EXERCISE DATA section start

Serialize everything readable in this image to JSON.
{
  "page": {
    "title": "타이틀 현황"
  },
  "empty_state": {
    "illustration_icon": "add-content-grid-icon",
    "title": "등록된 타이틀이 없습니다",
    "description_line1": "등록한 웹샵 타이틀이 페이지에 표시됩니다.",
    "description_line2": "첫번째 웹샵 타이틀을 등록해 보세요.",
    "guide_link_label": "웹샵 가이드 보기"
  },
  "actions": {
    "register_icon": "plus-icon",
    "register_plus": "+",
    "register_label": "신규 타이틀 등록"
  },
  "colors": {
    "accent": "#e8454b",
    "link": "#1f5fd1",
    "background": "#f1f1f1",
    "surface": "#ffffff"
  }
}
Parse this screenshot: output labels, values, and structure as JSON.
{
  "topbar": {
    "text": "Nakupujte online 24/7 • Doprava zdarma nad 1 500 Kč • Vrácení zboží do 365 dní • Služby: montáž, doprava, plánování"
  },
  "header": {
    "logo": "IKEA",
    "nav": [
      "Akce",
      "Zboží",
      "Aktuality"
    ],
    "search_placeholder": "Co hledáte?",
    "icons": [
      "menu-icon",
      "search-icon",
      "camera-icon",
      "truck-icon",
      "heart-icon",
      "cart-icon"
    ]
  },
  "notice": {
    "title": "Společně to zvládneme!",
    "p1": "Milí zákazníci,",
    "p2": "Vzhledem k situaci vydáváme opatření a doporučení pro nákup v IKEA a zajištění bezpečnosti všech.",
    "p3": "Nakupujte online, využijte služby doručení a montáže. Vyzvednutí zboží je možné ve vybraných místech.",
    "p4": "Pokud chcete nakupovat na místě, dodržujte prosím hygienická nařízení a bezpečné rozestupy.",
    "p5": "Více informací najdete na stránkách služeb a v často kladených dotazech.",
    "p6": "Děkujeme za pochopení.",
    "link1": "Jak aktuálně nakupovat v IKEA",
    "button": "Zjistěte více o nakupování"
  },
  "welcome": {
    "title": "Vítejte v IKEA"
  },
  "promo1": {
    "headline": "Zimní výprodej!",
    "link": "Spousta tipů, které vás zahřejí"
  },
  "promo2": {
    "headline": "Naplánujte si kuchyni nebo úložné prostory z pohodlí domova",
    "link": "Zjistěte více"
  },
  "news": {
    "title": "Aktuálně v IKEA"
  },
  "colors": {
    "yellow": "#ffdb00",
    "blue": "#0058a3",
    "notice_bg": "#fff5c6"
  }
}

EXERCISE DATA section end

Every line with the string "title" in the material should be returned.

    "title": "타이틀 현황"
    "title": "등록된 타이틀이 없습니다",
    "title": "Společně to zvládneme!",
    "title": "Vítejte v IKEA"
    "title": "Aktuálně v IKEA"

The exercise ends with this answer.